→ EXERCISE OBJECTIVE
Look through the data and write out every line with the word "icon" in it.

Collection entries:

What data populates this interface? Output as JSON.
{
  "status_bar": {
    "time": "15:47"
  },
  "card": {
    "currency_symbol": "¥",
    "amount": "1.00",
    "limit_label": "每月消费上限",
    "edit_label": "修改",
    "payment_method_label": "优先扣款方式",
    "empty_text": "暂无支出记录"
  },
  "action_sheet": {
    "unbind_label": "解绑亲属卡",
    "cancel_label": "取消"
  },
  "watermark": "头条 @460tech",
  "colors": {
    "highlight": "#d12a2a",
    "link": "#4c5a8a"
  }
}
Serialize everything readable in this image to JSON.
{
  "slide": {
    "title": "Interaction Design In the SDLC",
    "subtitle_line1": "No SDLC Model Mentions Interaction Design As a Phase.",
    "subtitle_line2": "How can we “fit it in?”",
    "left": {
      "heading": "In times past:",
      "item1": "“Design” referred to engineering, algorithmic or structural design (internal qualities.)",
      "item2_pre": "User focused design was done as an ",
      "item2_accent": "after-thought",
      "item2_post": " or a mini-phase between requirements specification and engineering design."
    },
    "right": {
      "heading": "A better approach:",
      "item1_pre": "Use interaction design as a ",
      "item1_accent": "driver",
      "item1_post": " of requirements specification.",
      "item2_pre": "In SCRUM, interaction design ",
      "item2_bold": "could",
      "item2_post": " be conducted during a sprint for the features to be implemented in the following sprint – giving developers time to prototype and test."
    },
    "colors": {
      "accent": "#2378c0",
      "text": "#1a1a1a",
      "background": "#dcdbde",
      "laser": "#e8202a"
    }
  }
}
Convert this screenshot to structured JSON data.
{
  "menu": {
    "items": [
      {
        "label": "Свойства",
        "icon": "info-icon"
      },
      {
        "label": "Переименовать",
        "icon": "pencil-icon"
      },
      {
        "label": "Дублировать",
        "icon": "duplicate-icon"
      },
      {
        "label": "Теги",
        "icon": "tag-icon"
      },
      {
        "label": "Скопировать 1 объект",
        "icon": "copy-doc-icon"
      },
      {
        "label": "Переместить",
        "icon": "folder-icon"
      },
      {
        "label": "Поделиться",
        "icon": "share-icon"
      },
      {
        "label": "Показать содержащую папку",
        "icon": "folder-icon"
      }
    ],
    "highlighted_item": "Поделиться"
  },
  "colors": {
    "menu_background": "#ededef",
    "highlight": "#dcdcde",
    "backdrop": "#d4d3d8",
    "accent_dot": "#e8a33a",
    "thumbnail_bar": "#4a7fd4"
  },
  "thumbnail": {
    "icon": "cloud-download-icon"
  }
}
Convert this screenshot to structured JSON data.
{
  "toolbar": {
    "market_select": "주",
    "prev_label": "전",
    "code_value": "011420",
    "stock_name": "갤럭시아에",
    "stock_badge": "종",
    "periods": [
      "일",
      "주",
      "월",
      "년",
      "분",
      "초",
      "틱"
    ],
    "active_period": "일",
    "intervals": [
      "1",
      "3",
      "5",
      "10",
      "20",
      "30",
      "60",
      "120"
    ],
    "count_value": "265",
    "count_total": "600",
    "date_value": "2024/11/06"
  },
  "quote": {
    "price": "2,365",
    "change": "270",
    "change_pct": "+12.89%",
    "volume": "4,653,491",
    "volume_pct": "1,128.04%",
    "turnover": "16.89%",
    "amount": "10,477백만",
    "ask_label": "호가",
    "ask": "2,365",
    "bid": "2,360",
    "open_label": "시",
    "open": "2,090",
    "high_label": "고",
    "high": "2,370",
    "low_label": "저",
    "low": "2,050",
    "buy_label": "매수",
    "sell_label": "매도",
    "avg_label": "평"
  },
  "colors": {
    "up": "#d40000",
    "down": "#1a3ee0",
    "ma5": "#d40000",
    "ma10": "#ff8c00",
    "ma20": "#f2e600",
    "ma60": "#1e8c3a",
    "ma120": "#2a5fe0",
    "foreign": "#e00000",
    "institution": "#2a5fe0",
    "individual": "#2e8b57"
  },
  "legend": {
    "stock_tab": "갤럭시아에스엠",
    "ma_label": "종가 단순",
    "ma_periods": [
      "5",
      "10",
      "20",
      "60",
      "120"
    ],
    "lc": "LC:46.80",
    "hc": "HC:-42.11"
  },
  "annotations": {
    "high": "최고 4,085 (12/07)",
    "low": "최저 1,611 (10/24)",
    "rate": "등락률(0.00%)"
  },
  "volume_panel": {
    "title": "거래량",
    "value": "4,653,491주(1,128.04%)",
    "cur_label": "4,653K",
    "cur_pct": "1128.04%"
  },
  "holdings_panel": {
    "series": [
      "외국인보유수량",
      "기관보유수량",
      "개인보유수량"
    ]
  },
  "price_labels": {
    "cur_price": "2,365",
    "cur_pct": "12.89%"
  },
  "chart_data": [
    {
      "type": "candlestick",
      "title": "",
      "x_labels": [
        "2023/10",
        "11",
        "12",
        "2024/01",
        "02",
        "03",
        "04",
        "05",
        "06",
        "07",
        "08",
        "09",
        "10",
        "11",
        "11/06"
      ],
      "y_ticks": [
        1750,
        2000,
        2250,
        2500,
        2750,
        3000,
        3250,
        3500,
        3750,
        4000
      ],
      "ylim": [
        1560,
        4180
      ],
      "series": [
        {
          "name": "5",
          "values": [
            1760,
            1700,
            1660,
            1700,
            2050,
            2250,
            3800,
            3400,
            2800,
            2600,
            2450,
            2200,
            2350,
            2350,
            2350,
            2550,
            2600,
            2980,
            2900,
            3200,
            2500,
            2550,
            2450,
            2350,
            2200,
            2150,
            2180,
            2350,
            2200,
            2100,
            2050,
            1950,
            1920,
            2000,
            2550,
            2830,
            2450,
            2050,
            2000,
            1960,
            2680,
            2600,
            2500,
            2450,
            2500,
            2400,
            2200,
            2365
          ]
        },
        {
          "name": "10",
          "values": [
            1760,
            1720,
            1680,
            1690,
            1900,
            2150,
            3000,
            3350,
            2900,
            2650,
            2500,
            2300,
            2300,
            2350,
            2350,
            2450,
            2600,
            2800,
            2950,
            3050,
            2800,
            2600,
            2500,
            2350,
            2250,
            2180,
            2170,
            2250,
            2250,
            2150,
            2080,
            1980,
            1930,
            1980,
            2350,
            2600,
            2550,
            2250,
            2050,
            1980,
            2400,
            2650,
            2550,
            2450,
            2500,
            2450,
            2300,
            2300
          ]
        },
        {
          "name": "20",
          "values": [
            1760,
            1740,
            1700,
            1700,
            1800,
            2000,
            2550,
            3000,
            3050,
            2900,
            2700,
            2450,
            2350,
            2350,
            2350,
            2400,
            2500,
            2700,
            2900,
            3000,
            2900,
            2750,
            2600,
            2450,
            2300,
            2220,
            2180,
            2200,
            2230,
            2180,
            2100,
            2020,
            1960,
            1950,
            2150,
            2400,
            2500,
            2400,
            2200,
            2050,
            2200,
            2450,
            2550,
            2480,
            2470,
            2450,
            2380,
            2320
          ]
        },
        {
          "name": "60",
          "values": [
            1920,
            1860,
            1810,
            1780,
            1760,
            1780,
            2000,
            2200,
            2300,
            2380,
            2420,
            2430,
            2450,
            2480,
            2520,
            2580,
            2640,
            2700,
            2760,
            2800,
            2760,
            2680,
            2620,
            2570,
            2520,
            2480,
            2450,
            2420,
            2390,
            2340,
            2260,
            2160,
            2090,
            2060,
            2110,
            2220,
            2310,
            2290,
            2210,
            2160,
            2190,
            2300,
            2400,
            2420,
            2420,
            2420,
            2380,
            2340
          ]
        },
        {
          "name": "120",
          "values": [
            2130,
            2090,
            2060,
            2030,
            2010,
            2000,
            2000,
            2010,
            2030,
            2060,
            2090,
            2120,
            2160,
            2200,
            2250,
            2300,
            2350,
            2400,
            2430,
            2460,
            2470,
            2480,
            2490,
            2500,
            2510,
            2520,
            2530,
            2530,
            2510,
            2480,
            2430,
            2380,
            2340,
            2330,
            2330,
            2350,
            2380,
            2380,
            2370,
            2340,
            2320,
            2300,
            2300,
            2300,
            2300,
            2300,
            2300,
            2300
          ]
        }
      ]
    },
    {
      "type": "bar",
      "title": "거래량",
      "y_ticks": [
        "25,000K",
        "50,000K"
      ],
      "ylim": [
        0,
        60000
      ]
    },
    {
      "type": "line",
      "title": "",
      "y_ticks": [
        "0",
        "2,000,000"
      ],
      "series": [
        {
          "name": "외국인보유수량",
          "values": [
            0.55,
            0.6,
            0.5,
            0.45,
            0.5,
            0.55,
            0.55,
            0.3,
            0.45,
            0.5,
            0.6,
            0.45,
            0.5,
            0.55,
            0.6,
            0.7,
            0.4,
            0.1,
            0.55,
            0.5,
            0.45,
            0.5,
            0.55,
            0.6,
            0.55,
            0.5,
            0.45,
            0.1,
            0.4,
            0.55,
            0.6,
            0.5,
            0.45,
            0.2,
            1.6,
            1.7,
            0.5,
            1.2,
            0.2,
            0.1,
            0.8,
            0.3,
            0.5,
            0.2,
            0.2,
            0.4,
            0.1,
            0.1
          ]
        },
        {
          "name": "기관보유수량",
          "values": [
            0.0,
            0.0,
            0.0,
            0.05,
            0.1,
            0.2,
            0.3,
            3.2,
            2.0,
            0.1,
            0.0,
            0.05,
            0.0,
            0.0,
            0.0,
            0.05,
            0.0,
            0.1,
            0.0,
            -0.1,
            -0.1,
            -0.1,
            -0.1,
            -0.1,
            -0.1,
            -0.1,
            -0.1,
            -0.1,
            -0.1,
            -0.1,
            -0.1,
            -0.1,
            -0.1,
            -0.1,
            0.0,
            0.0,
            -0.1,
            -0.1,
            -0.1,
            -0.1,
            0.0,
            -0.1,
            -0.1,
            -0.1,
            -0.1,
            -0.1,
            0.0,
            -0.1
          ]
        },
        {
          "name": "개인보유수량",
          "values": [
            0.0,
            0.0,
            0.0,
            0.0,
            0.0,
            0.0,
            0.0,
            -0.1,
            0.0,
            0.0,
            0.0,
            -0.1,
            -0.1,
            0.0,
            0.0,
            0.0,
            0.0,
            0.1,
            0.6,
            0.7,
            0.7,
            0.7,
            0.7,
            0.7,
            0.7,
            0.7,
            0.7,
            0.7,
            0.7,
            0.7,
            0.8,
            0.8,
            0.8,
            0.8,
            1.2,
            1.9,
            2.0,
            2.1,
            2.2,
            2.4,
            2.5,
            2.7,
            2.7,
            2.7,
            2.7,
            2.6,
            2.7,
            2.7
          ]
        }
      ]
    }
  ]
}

→ OUTPUT OF THE EXERCISE
        "icon": "info-icon"
        "icon": "pencil-icon"
        "icon": "duplicate-icon"
        "icon": "tag-icon"
        "icon": "copy-doc-icon"
        "icon": "folder-icon"
        "icon": "share-icon"
        "icon": "folder-icon"
    "icon": "cloud-download-icon"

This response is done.